● Task details: Return the lines below in which the string "JSON" occurs.

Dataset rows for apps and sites

....................

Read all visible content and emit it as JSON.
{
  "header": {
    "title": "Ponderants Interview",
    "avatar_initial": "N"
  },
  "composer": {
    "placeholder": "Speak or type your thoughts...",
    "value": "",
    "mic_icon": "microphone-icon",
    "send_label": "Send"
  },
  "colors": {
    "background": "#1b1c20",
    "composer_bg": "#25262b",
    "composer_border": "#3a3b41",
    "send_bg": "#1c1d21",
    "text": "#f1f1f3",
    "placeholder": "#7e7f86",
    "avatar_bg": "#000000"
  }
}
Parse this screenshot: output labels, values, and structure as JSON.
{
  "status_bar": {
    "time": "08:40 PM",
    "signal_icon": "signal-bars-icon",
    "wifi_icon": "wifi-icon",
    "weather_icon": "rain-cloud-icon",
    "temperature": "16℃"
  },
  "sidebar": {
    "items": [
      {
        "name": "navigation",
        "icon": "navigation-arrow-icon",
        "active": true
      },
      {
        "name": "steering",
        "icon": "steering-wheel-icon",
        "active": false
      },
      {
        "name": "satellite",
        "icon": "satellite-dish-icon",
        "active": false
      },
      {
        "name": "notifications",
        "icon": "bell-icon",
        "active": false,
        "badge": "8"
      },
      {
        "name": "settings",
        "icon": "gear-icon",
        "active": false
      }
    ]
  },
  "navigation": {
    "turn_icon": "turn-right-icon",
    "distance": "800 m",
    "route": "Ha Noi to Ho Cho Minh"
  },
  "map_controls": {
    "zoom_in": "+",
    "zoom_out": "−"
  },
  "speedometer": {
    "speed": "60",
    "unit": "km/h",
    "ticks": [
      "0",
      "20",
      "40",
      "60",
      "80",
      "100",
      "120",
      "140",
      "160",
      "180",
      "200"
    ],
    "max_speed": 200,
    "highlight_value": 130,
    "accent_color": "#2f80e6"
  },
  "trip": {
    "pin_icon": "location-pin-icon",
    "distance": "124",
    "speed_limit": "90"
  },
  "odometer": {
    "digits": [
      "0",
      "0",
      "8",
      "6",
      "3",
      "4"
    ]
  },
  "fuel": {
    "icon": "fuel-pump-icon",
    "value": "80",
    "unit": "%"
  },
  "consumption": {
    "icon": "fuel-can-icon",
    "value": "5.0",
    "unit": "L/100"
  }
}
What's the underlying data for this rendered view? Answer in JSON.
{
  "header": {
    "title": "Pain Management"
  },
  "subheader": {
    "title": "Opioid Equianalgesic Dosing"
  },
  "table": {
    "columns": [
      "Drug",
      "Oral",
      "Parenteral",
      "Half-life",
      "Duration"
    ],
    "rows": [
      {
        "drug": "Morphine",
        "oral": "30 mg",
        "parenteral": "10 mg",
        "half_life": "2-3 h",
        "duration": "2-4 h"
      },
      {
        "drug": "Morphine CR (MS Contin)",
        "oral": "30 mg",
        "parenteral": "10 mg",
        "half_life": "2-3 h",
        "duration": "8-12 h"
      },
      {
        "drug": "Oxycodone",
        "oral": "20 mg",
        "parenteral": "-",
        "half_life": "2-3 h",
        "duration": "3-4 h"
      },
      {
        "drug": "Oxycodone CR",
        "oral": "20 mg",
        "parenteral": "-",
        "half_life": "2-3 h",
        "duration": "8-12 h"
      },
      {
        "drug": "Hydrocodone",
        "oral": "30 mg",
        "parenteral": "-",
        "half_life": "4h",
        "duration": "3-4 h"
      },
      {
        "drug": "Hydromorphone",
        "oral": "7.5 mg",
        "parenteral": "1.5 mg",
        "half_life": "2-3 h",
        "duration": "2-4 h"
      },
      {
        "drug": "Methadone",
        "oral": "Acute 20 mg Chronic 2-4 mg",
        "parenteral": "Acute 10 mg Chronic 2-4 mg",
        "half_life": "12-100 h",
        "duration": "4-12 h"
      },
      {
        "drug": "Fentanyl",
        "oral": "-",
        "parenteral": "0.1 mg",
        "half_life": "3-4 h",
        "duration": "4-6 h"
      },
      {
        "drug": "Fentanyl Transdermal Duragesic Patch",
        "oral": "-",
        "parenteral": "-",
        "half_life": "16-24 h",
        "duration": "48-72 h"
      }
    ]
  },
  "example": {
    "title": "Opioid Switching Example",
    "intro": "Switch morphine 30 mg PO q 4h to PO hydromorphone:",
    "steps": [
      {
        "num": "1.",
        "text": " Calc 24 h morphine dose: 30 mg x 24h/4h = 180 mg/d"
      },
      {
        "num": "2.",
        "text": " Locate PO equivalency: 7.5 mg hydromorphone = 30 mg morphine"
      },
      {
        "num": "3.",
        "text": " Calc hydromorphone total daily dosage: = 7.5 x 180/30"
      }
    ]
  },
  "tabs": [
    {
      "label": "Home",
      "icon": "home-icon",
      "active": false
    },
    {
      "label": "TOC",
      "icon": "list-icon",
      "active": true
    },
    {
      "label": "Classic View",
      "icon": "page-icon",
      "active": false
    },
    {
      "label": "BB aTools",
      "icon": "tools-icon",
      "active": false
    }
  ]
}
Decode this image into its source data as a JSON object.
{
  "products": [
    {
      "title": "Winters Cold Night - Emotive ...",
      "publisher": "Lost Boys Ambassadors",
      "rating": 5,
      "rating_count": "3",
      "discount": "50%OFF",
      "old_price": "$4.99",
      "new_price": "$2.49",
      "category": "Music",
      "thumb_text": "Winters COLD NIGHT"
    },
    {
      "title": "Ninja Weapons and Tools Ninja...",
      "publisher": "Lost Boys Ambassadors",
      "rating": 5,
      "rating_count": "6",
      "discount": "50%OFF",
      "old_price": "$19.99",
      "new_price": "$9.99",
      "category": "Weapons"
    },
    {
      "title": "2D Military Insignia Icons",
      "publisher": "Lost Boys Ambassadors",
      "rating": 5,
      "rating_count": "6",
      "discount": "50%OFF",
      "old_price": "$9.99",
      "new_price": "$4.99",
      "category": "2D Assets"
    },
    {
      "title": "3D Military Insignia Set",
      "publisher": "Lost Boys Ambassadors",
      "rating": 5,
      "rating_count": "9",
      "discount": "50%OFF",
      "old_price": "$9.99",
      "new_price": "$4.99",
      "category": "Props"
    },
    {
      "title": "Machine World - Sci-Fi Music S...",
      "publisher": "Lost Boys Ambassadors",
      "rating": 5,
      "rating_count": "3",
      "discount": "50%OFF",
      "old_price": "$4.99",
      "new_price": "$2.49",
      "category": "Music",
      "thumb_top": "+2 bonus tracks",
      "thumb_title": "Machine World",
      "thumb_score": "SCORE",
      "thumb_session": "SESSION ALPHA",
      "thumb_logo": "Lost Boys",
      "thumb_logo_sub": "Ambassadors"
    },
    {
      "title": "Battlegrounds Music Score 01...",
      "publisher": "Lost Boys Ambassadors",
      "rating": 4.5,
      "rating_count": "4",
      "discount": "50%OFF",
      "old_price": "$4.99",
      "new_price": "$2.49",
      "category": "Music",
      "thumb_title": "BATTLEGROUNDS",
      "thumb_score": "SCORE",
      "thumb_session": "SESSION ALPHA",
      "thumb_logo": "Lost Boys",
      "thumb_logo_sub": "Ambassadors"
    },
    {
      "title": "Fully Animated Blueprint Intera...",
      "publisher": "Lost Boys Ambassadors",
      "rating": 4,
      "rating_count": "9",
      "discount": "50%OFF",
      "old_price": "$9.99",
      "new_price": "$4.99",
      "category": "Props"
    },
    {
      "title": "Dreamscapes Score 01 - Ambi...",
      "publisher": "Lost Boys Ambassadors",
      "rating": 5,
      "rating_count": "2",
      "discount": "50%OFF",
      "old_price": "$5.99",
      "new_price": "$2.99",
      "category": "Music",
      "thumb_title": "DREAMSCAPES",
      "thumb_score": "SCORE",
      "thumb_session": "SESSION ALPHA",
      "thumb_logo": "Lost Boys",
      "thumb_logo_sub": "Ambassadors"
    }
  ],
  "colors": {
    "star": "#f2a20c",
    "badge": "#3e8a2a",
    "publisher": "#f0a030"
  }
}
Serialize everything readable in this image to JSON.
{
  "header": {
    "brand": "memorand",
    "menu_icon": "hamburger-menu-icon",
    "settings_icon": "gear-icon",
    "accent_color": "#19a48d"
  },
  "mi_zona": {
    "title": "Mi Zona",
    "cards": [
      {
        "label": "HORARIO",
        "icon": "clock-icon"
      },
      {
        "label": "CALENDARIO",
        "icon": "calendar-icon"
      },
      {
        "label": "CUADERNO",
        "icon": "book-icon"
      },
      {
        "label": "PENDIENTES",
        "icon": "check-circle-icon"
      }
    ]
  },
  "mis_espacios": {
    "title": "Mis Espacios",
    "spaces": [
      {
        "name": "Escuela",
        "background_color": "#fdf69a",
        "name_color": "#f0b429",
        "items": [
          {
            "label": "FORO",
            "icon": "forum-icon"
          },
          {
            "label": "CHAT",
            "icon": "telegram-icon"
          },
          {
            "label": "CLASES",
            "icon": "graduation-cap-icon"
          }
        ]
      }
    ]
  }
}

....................

● Reply to the task:
Read all visible content and emit it as JSON.
Parse this screenshot: output labels, values, and structure as JSON.
What's the underlying data for this rendered view? Answer in JSON.
Decode this image into its source data as a JSON object.
Serialize everything readable in this image to JSON.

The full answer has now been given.